- Required work: Whenever a line below holds the word "خدمت", copy that line.

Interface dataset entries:
============

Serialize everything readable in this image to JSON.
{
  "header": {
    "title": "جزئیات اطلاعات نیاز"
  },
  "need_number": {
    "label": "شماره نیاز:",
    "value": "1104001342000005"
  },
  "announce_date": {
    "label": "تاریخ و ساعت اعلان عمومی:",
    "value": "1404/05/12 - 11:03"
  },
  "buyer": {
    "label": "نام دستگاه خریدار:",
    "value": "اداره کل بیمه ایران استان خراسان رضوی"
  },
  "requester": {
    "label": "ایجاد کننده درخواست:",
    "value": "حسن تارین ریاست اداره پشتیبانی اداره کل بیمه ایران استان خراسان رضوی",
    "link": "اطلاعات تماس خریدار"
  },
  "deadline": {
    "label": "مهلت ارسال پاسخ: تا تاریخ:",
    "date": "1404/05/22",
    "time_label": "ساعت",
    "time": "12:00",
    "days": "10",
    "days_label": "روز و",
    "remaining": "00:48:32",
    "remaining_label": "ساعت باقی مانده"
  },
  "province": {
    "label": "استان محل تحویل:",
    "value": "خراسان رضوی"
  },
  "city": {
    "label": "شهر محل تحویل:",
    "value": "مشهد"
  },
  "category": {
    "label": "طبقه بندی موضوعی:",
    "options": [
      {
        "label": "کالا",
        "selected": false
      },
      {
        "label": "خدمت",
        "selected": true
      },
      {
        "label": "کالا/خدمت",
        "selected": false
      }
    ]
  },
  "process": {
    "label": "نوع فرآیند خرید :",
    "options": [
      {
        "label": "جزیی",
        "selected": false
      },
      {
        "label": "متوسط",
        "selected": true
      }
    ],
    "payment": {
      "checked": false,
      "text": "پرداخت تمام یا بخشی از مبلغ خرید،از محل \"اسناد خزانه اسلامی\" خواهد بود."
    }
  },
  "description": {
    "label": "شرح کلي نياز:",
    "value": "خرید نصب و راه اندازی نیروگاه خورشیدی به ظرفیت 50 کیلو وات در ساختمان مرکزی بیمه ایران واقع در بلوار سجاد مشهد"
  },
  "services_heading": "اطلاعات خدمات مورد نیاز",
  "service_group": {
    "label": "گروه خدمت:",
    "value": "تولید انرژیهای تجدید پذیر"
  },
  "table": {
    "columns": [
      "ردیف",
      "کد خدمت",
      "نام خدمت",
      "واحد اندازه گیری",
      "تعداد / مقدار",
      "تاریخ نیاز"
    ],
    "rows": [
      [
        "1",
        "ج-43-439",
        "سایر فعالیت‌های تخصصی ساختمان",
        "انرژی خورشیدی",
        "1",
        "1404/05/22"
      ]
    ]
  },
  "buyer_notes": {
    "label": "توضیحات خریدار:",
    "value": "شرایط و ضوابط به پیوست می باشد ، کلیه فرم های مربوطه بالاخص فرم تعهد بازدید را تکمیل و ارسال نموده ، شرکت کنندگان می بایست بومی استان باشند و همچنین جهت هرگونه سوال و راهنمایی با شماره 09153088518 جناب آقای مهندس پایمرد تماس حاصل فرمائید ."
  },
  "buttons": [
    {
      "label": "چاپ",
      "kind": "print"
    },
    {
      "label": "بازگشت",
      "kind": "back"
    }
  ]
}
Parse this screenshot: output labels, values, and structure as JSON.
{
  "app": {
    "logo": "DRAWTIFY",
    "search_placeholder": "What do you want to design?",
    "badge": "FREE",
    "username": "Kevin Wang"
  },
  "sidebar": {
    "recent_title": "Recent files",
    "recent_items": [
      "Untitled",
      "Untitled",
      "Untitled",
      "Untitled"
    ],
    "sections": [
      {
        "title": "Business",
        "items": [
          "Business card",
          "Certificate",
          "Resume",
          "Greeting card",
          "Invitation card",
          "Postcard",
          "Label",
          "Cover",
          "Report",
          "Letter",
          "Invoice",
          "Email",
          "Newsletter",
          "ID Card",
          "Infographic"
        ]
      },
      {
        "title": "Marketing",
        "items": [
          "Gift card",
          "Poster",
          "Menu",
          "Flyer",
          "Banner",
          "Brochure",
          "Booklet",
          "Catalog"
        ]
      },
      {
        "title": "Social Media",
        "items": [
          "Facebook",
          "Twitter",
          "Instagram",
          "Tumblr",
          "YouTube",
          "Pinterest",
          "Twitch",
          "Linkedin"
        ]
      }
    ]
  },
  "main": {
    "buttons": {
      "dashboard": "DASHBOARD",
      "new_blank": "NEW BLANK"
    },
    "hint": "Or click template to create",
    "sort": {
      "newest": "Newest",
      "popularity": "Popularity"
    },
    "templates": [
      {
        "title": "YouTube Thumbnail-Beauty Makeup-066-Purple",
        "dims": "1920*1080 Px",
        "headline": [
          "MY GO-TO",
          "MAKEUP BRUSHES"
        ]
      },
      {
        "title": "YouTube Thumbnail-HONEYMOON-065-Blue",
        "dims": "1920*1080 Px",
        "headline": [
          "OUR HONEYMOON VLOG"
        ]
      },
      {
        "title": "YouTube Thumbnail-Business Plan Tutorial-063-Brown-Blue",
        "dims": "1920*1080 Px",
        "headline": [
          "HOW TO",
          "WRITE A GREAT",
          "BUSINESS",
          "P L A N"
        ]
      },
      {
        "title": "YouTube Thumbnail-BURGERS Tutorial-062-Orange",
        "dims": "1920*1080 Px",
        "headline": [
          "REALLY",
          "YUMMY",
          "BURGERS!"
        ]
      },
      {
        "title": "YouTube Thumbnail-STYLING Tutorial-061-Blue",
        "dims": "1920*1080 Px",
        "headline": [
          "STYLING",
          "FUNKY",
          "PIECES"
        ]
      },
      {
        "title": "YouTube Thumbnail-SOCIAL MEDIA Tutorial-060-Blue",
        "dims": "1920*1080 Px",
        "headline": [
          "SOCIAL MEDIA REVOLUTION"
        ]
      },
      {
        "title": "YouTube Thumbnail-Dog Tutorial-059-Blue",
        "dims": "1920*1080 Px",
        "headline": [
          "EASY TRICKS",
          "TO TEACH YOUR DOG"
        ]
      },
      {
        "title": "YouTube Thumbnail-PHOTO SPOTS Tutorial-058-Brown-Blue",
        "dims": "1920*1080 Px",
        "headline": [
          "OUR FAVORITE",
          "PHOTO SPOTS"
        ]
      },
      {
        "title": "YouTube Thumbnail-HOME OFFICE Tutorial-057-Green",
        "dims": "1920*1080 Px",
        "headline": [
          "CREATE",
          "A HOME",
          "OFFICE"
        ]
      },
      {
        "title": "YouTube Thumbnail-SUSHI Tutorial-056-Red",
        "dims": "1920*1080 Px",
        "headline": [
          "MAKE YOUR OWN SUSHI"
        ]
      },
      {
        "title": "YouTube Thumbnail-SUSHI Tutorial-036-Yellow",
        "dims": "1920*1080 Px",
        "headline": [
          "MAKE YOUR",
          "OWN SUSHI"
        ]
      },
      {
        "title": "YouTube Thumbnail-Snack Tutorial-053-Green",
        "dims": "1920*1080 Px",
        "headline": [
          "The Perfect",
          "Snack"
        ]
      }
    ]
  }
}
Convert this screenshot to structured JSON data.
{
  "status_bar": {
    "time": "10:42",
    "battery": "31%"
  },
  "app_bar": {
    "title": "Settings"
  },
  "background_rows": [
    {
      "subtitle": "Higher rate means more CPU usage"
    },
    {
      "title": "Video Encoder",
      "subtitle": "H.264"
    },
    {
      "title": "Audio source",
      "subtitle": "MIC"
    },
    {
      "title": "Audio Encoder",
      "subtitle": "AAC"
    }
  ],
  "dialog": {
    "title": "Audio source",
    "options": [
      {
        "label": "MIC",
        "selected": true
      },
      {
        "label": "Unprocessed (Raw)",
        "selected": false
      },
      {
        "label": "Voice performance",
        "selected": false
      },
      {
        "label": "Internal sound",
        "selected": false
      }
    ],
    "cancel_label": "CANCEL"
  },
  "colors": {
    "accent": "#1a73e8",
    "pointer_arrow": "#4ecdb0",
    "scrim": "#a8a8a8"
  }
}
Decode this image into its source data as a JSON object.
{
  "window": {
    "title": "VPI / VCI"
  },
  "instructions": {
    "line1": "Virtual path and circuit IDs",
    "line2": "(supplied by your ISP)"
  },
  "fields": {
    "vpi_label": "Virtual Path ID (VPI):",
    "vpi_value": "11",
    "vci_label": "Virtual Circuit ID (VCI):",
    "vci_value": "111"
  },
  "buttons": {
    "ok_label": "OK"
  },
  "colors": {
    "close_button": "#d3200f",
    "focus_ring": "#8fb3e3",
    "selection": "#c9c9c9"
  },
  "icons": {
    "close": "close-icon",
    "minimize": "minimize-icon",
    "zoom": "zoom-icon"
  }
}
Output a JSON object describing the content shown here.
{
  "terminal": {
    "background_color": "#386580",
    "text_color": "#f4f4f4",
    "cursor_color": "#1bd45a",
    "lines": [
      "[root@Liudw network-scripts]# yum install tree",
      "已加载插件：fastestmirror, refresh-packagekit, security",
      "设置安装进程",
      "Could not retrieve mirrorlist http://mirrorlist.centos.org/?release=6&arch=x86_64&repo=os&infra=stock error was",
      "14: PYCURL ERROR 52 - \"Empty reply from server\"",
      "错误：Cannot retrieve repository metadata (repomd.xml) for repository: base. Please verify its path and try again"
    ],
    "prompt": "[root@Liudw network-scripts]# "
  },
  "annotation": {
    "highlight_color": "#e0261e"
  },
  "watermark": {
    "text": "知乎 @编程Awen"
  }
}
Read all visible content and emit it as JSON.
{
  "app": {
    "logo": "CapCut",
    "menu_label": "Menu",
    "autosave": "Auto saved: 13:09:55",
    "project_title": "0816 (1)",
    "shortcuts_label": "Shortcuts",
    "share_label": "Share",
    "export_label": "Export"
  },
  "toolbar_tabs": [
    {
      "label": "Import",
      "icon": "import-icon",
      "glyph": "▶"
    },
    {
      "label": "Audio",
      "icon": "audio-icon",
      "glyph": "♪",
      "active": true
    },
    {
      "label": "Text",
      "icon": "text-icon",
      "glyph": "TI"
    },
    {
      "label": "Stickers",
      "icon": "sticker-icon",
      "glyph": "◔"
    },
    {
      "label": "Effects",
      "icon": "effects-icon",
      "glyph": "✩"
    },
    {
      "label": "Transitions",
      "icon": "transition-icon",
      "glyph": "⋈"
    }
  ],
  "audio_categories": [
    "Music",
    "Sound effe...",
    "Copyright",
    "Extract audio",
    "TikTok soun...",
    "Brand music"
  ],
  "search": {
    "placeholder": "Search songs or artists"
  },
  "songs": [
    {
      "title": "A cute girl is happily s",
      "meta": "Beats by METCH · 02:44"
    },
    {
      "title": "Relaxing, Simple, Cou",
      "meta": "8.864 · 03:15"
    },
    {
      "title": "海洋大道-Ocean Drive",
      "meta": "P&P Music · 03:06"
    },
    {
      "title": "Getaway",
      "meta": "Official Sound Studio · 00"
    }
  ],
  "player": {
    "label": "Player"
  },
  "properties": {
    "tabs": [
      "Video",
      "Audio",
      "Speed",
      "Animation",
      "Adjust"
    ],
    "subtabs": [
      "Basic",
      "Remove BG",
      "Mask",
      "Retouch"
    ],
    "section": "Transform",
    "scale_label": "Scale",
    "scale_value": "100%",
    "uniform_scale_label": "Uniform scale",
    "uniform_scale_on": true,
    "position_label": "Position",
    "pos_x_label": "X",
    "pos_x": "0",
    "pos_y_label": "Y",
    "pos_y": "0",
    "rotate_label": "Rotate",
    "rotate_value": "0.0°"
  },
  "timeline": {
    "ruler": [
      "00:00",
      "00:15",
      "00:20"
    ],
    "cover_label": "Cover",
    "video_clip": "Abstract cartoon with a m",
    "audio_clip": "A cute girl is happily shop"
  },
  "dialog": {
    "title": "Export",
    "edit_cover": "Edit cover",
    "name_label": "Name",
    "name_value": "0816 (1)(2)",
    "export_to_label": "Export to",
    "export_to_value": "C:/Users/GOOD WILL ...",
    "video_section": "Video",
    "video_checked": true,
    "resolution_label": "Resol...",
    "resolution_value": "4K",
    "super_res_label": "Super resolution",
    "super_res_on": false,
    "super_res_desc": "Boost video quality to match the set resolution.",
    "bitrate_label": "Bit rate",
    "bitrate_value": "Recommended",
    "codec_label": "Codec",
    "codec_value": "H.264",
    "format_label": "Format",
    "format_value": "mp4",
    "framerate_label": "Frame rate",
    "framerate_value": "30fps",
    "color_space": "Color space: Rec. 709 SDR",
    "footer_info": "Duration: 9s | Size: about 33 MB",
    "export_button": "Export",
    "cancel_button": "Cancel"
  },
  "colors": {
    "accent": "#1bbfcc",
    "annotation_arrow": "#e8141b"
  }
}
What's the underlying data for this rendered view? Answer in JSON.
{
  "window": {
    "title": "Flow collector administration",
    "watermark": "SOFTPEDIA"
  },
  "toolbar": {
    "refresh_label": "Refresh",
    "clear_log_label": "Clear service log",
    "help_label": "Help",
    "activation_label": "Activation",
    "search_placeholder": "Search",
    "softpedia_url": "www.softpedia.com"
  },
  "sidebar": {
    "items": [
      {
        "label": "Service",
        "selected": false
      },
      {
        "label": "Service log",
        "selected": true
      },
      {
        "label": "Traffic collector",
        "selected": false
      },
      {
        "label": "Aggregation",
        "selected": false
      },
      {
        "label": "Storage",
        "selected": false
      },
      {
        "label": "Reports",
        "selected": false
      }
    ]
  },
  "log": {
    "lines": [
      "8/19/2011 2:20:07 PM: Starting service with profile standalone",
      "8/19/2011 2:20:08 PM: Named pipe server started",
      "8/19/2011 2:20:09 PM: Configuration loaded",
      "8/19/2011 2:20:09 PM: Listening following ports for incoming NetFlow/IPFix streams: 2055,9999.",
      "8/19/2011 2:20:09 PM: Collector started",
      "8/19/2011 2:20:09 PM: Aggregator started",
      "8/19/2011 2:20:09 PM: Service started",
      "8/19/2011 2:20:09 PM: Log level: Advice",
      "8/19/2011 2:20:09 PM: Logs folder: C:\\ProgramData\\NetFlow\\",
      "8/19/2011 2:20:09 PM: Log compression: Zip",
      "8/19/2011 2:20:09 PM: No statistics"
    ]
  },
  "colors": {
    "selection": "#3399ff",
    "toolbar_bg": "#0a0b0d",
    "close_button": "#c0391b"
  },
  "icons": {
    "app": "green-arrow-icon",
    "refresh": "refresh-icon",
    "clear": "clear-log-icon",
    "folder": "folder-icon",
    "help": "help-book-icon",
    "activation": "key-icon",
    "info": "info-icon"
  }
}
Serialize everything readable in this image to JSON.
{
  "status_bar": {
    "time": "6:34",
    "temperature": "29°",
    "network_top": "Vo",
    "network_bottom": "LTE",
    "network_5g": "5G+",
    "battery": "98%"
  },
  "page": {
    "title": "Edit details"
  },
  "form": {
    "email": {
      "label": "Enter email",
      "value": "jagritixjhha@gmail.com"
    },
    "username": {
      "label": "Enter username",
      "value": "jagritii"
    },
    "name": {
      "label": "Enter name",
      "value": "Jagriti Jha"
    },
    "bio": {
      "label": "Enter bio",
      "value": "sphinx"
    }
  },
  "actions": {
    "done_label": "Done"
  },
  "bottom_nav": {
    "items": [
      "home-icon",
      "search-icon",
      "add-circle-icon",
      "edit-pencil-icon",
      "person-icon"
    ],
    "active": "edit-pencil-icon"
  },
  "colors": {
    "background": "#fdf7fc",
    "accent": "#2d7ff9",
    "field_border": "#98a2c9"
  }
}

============

- Exercise output:
        "label": "خدمت",
        "label": "کالا/خدمت",
    "label": "گروه خدمت:",
      "کد خدمت",
      "نام خدمت",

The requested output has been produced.